Following publication of the guidance, Duncan Rudkin, chief executive at the GPhC, wrote to all online pharmacies on 17 September 2019 asking for a copy of their risk assessment of the services they provide online and a list of changes they have made to their online services as a result of the guidance by 16 October 2019.
The GPhC told The Pharmaceutical Journal that it had previously written to pharmacy owners who had requested the use of its voluntary internet pharmacy logo to ask if they were planning to make changes in light of the guidance, which it used to prioritise inspections.
However, Rudkin said in the letter that the GPhC is “seeing serious patient safety concerns in some online pharmacies in relation to medicines that are liable to misuse, abuse or overuse, and where there is a risk of addiction”.
The GPhC clarified that it has issued the three pharmacies with enforcement actions — something that is done when there is a serious risk to patient safety.
Following an inspection on 15 May 2019, the GPhC found Medix Pharmacy in Stevenage, Hertfordshire, was not keeping “accurate or complete records about the supplies it makes of prescription-only medicines to patients overseas”, while “some of the supplies it makes do not comply with current UK law”.
As a result, the GPhC said Medix Pharmacy must stop dispensing to patients overseas until it has met three conditions, including managing risks “to protect the safety and wellbeing of patients”, complying with GPhC standards for online pharmacies and complying with UK law “with specific regard to record-keeping requirements for dispensed medicines”.
An inspection of Pronto Healthcare Ltd in Bolton on 16 May 2019, revealed that the pharmacy “does not have sufficient safeguards to make sure supplies of opiates and sleeping tablets are appropriate or that the medicines are not being abused”, resulting in conditions issued that prohibit the pharmacy from dispensing controlled drugs.
White Pharmacy in Alton, Hampshire, is also now unable to dispense controlled drugs following an inspection; however, the GPhC has yet to publish its full inspection report with its reasons for issuing the restriction.
A spokesperson for White Pharmacy told The Pharmaceutical Journal that it is working with the GPhC “to make sure that it follows the new guidelines outlined in their recent publication, ‘Guidance for registered pharmacies providing pharmacy services at a distance, including on the internet’”.

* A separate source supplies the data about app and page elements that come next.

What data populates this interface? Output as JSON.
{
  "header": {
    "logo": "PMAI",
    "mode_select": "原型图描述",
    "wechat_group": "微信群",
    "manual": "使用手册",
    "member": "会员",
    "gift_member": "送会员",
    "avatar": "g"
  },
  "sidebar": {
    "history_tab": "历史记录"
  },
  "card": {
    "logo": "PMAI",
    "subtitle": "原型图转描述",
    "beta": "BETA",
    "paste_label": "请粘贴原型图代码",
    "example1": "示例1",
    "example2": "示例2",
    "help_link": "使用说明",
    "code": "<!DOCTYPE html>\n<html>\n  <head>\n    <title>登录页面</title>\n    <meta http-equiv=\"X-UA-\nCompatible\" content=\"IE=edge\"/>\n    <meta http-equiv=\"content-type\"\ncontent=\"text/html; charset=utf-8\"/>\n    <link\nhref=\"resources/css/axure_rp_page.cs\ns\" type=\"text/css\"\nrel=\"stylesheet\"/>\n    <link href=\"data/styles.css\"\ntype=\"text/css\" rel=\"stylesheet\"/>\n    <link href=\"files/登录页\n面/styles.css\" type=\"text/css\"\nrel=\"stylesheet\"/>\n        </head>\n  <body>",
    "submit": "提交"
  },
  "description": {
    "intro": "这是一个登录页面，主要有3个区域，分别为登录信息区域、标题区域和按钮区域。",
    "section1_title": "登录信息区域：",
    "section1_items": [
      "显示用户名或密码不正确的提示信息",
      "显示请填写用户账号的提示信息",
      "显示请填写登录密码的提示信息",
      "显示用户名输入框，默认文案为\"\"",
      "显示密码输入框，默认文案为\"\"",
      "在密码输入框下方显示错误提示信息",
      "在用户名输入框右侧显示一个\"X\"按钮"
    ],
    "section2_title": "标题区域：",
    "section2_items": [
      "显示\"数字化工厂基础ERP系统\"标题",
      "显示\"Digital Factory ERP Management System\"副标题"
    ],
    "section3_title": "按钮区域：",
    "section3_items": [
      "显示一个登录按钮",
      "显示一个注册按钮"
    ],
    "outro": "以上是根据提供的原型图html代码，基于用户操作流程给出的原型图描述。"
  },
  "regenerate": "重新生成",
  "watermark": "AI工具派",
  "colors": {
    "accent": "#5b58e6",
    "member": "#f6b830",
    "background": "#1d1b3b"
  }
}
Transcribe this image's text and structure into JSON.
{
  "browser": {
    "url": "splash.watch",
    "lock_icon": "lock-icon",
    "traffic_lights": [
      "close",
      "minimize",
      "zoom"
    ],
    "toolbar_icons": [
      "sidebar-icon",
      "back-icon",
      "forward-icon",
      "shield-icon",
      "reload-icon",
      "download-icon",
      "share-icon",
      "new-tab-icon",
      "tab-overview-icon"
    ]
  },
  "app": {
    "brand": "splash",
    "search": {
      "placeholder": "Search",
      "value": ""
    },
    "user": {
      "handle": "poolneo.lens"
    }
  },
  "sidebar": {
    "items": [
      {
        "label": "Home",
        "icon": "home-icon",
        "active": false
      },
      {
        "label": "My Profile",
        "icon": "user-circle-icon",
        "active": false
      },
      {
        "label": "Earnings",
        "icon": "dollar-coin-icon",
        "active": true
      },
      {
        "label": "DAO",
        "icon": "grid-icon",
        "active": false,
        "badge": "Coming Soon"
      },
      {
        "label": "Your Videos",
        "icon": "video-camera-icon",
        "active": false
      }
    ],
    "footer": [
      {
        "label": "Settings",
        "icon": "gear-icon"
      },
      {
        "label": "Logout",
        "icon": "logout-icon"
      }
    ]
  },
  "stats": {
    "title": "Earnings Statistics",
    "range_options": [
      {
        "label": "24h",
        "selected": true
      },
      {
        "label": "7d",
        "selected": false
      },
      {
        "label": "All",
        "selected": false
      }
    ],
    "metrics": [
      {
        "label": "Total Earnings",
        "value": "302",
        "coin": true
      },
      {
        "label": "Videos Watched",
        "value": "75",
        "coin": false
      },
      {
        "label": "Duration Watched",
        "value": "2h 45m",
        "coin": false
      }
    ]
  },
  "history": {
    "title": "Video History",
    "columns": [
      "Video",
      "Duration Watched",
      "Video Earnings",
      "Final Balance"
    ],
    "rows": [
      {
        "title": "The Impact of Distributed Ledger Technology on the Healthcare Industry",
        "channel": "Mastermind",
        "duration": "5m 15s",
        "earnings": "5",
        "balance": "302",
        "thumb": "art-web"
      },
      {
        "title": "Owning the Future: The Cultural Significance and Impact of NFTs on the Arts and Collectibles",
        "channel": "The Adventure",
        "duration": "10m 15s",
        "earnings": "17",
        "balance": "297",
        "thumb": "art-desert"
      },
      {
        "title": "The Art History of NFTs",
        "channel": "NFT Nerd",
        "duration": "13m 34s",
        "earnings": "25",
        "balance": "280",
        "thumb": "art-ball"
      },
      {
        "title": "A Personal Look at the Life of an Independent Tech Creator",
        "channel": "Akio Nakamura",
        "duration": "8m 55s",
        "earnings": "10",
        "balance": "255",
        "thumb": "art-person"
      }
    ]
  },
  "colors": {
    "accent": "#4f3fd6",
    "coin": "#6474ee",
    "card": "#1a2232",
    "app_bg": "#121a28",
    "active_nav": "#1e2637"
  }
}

The Pharmaceutical Journal has approached Medix Pharmacy and Pronto Healthcare Ltd for comment.